Entries from a dataset of interfaces
+---+
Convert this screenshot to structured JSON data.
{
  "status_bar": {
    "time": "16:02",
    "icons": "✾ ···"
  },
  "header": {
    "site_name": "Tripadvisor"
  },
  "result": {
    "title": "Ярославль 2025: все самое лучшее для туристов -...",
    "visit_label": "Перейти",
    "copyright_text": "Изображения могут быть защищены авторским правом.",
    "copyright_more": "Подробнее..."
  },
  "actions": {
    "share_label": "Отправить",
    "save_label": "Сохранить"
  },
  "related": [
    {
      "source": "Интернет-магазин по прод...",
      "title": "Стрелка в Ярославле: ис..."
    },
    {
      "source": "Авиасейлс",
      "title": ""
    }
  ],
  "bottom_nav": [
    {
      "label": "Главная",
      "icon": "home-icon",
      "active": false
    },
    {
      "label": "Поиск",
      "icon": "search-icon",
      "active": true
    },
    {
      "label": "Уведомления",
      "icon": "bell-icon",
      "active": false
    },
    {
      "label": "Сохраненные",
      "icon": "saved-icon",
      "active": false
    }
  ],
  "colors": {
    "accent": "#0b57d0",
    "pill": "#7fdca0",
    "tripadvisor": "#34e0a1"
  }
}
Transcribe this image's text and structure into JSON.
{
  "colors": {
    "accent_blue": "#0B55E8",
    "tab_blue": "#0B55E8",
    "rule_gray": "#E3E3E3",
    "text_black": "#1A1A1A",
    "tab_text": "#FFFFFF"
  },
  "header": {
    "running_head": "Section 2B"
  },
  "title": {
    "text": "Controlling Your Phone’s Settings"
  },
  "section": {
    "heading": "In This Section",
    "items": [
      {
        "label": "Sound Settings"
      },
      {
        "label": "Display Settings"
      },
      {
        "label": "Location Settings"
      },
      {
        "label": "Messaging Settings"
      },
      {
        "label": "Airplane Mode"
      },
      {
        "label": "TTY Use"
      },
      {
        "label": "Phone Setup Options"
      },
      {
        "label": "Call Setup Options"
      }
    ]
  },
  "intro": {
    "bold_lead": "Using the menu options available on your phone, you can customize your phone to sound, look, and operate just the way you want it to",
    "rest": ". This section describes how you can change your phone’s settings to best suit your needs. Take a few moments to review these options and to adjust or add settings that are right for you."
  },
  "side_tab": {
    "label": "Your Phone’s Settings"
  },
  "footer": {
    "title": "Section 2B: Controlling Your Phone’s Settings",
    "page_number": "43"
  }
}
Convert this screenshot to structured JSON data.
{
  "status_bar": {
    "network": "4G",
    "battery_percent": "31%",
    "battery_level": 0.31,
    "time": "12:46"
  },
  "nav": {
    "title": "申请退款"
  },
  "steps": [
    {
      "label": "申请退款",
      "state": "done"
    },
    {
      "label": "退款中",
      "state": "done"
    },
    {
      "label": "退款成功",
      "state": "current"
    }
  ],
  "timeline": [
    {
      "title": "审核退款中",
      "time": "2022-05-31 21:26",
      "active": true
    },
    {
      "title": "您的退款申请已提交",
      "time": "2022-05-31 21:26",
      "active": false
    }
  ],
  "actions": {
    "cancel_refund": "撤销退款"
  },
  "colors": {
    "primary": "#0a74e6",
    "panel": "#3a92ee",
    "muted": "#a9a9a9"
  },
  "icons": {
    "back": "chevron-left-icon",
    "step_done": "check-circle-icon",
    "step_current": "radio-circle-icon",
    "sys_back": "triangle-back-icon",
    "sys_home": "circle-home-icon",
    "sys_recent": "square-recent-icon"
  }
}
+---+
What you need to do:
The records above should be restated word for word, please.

Solution below:
Convert this screenshot to structured JSON data.
{
  "status_bar": {
    "time": "16:02",
    "icons": "✾ ···"
  },
  "header": {
    "site_name": "Tripadvisor"
  },
  "result": {
    "title": "Ярославль 2025: все самое лучшее для туристов -...",
    "visit_label": "Перейти",
    "copyright_text": "Изображения могут быть защищены авторским правом.",
    "copyright_more": "Подробнее..."
  },
  "actions": {
    "share_label": "Отправить",
    "save_label": "Сохранить"
  },
  "related": [
    {
      "source": "Интернет-магазин по прод...",
      "title": "Стрелка в Ярославле: ис..."
    },
    {
      "source": "Авиасейлс",
      "title": ""
    }
  ],
  "bottom_nav": [
    {
      "label": "Главная",
      "icon": "home-icon",
      "active": false
    },
    {
      "label": "Поиск",
      "icon": "search-icon",
      "active": true
    },
    {
      "label": "Уведомления",
      "icon": "bell-icon",
      "active": false
    },
    {
      "label": "Сохраненные",
      "icon": "saved-icon",
      "active": false
    }
  ],
  "colors": {
    "accent": "#0b57d0",
    "pill": "#7fdca0",
    "tripadvisor": "#34e0a1"
  }
}
Transcribe this image's text and structure into JSON.
{
  "colors": {
    "accent_blue": "#0B55E8",
    "tab_blue": "#0B55E8",
    "rule_gray": "#E3E3E3",
    "text_black": "#1A1A1A",
    "tab_text": "#FFFFFF"
  },
  "header": {
    "running_head": "Section 2B"
  },
  "title": {
    "text": "Controlling Your Phone’s Settings"
  },
  "section": {
    "heading": "In This Section",
    "items": [
      {
        "label": "Sound Settings"
      },
      {
        "label": "Display Settings"
      },
      {
        "label": "Location Settings"
      },
      {
        "label": "Messaging Settings"
      },
      {
        "label": "Airplane Mode"
      },
      {
        "label": "TTY Use"
      },
      {
        "label": "Phone Setup Options"
      },
      {
        "label": "Call Setup Options"
      }
    ]
  },
  "intro": {
    "bold_lead": "Using the menu options available on your phone, you can customize your phone to sound, look, and operate just the way you want it to",
    "rest": ". This section describes how you can change your phone’s settings to best suit your needs. Take a few moments to review these options and to adjust or add settings that are right for you."
  },
  "side_tab": {
    "label": "Your Phone’s Settings"
  },
  "footer": {
    "title": "Section 2B: Controlling Your Phone’s Settings",
    "page_number": "43"
  }
}
Convert this screenshot to structured JSON data.
{
  "status_bar": {
    "network": "4G",
    "battery_percent": "31%",
    "battery_level": 0.31,
    "time": "12:46"
  },
  "nav": {
    "title": "申请退款"
  },
  "steps": [
    {
      "label": "申请退款",
      "state": "done"
    },
    {
      "label": "退款中",
      "state": "done"
    },
    {
      "label": "退款成功",
      "state": "current"
    }
  ],
  "timeline": [
    {
      "title": "审核退款中",
      "time": "2022-05-31 21:26",
      "active": true
    },
    {
      "title": "您的退款申请已提交",
      "time": "2022-05-31 21:26",
      "active": false
    }
  ],
  "actions": {
    "cancel_refund": "撤销退款"
  },
  "colors": {
    "primary": "#0a74e6",
    "panel": "#3a92ee",
    "muted": "#a9a9a9"
  },
  "icons": {
    "back": "chevron-left-icon",
    "step_done": "check-circle-icon",
    "step_current": "radio-circle-icon",
    "sys_back": "triangle-back-icon",
    "sys_home": "circle-home-icon",
    "sys_recent": "square-recent-icon"
  }
}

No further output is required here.